>>>>

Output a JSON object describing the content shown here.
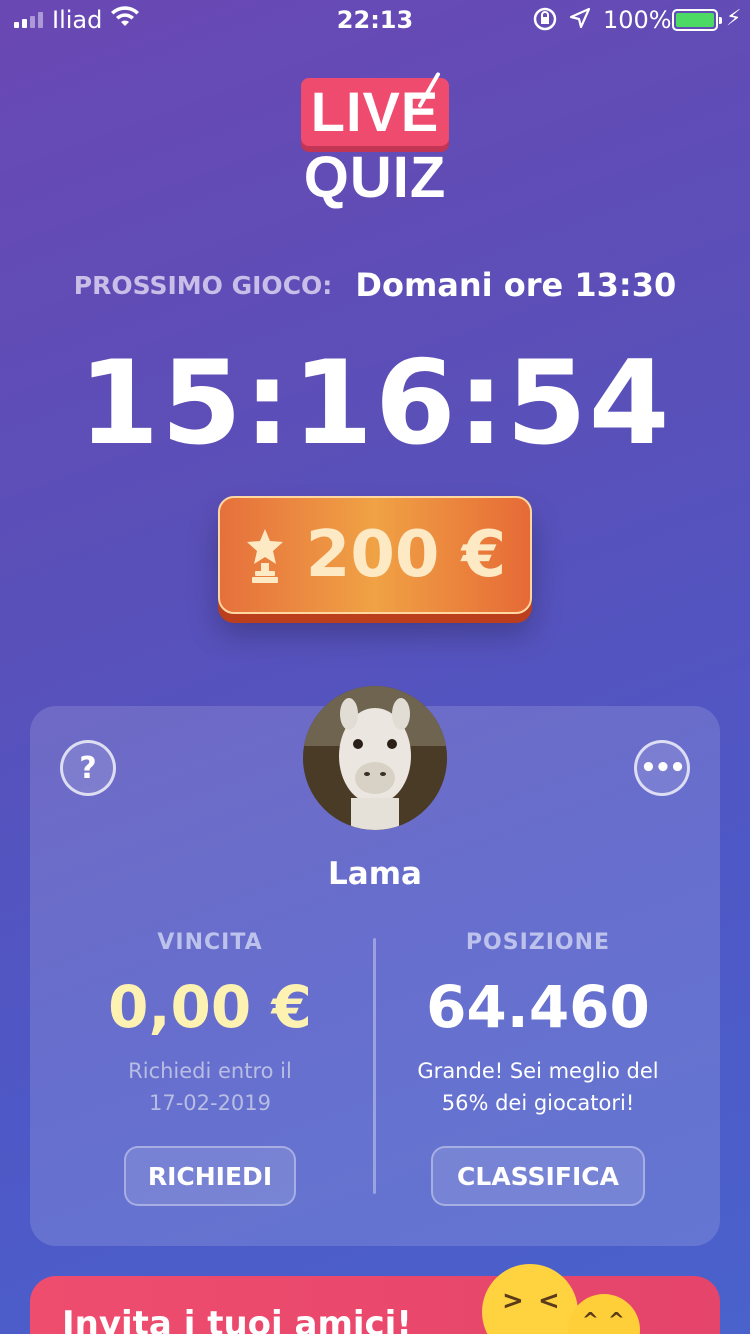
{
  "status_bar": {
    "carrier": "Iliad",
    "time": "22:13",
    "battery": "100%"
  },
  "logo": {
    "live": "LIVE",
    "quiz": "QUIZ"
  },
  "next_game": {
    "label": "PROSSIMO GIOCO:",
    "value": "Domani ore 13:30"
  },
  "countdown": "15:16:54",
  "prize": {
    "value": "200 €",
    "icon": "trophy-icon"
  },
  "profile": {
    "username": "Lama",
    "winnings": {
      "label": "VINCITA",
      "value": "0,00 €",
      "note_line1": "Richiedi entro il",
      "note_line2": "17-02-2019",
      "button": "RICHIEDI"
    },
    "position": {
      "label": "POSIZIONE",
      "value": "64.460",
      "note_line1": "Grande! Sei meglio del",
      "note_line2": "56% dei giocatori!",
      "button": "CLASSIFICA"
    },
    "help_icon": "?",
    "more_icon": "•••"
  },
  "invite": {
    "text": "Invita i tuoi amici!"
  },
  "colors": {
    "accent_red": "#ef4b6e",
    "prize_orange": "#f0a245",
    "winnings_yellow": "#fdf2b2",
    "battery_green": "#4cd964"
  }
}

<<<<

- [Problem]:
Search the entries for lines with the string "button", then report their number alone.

- [Response]:
2